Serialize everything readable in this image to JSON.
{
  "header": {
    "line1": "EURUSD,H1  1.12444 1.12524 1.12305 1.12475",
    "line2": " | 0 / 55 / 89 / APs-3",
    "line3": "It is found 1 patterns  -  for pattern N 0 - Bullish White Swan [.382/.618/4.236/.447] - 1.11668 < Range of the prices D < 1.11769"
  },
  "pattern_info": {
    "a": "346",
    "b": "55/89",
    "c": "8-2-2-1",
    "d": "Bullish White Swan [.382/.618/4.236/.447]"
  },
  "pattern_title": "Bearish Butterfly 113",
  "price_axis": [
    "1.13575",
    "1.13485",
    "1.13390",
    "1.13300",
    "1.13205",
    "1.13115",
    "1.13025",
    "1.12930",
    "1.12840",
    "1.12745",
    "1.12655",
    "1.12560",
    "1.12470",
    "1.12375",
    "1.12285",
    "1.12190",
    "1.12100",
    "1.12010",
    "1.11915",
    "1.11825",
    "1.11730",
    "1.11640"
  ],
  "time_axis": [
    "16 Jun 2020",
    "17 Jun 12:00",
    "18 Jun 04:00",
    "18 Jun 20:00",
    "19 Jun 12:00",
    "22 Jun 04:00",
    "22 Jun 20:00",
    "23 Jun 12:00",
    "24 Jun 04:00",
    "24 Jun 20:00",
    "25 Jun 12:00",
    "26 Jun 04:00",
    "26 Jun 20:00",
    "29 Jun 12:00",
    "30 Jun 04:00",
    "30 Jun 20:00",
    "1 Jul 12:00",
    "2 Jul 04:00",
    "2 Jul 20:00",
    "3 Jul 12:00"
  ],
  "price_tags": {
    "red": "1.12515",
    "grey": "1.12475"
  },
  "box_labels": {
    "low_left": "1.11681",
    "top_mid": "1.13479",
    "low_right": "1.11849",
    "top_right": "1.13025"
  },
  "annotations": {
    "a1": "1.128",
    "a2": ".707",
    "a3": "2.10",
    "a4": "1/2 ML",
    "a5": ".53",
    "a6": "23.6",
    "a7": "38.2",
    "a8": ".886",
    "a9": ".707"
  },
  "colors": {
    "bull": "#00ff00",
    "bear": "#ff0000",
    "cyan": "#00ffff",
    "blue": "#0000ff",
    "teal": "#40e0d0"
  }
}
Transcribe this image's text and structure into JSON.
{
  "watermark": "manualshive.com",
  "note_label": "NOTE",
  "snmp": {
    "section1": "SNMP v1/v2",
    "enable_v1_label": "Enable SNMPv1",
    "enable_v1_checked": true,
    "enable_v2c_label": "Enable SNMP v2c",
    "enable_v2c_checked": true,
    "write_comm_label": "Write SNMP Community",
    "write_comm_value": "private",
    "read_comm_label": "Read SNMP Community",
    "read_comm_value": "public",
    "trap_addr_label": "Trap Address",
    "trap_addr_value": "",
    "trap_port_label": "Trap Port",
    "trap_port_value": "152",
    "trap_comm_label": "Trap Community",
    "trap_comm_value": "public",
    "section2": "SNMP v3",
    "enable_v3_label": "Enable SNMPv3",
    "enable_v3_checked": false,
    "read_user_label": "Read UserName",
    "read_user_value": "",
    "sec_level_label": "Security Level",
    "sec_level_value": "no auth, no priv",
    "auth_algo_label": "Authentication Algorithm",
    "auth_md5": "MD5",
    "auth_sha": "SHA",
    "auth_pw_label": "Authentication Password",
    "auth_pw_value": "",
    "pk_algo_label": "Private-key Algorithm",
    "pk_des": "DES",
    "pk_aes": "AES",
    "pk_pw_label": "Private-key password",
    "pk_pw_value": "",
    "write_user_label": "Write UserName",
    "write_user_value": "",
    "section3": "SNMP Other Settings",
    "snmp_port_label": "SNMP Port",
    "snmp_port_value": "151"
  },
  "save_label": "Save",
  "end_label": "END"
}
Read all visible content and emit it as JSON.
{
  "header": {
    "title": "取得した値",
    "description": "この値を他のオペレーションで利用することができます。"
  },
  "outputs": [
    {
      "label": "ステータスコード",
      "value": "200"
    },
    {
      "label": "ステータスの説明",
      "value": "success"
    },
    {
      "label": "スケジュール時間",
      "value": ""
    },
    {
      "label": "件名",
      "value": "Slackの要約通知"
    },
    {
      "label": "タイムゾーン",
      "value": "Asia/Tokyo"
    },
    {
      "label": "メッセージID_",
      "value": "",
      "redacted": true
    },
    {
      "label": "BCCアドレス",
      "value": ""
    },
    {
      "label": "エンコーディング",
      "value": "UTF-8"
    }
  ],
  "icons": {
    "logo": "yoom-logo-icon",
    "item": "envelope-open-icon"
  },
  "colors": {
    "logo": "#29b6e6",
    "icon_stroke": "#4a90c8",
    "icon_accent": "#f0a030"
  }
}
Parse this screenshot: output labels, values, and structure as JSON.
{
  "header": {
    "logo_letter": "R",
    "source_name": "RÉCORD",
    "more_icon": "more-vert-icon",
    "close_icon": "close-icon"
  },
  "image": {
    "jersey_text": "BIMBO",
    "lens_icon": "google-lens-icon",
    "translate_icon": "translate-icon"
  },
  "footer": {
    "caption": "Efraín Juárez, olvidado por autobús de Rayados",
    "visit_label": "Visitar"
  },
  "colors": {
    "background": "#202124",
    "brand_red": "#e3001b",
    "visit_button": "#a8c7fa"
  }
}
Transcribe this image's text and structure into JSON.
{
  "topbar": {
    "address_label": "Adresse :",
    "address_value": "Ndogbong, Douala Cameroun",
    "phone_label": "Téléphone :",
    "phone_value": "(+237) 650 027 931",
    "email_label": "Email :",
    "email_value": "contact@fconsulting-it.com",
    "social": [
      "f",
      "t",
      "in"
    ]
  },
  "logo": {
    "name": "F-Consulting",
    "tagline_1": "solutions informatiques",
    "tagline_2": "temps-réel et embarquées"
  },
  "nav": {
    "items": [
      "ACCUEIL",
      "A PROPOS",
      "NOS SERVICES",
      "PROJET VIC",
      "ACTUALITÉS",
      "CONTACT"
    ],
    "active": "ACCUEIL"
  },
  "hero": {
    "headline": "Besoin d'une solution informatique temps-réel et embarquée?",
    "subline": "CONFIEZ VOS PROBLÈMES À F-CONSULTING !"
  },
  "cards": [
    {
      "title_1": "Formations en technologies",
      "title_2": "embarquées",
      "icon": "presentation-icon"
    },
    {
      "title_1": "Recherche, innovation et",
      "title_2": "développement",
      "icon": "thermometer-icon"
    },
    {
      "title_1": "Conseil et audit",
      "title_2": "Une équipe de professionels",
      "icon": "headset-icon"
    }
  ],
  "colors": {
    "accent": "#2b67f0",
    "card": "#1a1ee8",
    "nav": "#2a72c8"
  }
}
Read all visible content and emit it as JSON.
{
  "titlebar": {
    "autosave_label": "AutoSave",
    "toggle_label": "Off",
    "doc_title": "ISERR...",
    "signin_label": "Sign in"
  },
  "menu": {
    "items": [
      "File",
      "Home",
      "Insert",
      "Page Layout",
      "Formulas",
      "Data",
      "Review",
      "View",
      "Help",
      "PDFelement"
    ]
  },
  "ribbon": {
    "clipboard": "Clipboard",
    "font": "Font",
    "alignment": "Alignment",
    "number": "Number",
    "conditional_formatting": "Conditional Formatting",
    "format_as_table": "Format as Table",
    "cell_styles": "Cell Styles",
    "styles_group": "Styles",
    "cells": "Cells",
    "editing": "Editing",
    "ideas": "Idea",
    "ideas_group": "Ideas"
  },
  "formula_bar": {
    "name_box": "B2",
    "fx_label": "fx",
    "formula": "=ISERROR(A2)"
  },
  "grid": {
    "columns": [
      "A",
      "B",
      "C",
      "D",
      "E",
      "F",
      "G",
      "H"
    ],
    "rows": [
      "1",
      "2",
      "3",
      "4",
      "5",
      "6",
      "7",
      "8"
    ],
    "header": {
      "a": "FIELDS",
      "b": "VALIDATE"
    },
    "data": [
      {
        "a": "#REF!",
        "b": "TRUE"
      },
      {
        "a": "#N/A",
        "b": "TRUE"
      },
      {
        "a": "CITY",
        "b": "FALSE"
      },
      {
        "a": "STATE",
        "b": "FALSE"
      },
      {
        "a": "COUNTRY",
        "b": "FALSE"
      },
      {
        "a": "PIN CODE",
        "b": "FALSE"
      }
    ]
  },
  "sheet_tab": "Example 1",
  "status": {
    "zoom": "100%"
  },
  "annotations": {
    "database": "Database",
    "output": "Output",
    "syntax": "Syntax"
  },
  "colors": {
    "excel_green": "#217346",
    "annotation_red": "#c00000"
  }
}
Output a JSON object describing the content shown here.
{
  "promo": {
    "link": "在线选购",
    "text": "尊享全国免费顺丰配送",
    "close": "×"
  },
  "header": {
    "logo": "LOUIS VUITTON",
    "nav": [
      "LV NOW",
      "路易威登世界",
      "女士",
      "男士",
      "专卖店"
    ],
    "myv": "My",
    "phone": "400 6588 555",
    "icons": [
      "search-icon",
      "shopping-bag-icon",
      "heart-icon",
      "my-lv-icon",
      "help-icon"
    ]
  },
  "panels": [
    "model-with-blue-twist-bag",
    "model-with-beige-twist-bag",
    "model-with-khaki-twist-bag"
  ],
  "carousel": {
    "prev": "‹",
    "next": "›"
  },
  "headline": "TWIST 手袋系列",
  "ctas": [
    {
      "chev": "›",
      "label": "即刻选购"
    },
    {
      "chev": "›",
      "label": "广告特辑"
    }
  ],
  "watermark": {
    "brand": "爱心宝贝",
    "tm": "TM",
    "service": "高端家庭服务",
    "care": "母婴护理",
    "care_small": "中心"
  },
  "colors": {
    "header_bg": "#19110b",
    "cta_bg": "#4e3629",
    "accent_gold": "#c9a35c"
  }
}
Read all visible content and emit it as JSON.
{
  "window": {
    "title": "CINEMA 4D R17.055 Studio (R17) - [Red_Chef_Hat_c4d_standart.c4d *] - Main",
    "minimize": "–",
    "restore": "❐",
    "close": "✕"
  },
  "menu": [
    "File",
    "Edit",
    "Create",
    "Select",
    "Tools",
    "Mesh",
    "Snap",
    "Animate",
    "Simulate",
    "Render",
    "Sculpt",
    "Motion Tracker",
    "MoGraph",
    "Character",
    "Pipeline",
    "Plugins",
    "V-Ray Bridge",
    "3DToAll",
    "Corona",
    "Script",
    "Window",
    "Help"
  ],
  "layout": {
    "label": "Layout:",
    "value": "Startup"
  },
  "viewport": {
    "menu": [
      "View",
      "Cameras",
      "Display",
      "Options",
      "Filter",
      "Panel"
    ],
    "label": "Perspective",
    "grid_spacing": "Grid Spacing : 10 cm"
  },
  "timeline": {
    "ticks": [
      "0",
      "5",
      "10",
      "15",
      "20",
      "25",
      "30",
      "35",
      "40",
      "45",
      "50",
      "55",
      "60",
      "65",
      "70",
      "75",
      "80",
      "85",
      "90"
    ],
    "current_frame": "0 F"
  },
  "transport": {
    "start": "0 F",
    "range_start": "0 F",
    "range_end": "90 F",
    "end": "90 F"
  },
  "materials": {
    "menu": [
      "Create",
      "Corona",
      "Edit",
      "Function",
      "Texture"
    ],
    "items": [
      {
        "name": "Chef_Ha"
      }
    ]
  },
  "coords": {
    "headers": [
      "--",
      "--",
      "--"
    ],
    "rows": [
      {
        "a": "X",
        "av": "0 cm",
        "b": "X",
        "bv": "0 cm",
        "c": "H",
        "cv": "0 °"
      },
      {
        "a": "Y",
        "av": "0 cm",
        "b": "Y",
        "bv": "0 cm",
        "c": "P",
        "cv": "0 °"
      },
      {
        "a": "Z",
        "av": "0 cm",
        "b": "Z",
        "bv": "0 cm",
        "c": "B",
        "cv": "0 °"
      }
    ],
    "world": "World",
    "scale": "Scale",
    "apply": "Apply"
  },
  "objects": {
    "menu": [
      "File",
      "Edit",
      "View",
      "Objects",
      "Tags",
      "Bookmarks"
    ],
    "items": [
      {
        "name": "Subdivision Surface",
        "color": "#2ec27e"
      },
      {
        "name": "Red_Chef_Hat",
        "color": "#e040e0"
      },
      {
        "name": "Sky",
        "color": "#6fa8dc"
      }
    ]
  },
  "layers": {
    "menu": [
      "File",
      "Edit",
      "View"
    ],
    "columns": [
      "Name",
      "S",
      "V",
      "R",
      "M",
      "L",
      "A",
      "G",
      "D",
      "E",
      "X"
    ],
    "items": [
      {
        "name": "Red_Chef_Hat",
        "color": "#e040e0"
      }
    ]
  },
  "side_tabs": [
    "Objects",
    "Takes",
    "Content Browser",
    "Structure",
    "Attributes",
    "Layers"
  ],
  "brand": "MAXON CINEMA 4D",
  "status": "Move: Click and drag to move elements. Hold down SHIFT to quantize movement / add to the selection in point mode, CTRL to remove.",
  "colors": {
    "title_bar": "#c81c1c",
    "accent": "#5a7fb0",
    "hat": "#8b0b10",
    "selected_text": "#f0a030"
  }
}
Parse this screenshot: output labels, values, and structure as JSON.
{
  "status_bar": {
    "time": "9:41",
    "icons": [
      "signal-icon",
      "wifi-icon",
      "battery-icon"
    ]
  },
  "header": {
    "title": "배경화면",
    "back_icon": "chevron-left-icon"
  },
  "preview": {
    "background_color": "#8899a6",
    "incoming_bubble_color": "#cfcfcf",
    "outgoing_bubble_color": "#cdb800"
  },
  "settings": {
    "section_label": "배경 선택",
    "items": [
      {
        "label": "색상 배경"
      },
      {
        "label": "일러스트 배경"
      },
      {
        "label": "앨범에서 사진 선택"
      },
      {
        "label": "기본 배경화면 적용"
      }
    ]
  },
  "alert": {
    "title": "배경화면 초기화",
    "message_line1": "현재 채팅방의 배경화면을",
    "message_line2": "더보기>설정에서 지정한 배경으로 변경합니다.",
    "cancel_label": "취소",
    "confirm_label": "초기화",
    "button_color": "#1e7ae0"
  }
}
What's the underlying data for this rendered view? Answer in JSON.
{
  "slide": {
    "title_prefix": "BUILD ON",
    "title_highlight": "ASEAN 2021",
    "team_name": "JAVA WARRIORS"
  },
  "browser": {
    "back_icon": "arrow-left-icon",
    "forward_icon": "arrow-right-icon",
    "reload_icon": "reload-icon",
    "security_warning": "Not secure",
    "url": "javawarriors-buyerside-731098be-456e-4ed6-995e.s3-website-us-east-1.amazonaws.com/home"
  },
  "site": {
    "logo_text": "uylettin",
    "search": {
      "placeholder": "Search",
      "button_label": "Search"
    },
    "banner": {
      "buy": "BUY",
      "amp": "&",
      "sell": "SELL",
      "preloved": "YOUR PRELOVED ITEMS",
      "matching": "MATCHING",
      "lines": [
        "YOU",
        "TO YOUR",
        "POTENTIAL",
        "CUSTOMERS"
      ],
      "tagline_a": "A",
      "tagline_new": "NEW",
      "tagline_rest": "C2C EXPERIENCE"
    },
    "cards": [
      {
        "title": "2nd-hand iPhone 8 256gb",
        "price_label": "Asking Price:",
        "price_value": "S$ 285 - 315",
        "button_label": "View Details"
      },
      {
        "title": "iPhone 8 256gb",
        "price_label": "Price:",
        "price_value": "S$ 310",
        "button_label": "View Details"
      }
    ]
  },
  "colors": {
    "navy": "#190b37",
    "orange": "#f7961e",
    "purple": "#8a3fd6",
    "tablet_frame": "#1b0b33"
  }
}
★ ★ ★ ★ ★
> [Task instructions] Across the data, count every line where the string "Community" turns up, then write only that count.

> [Answer space] 3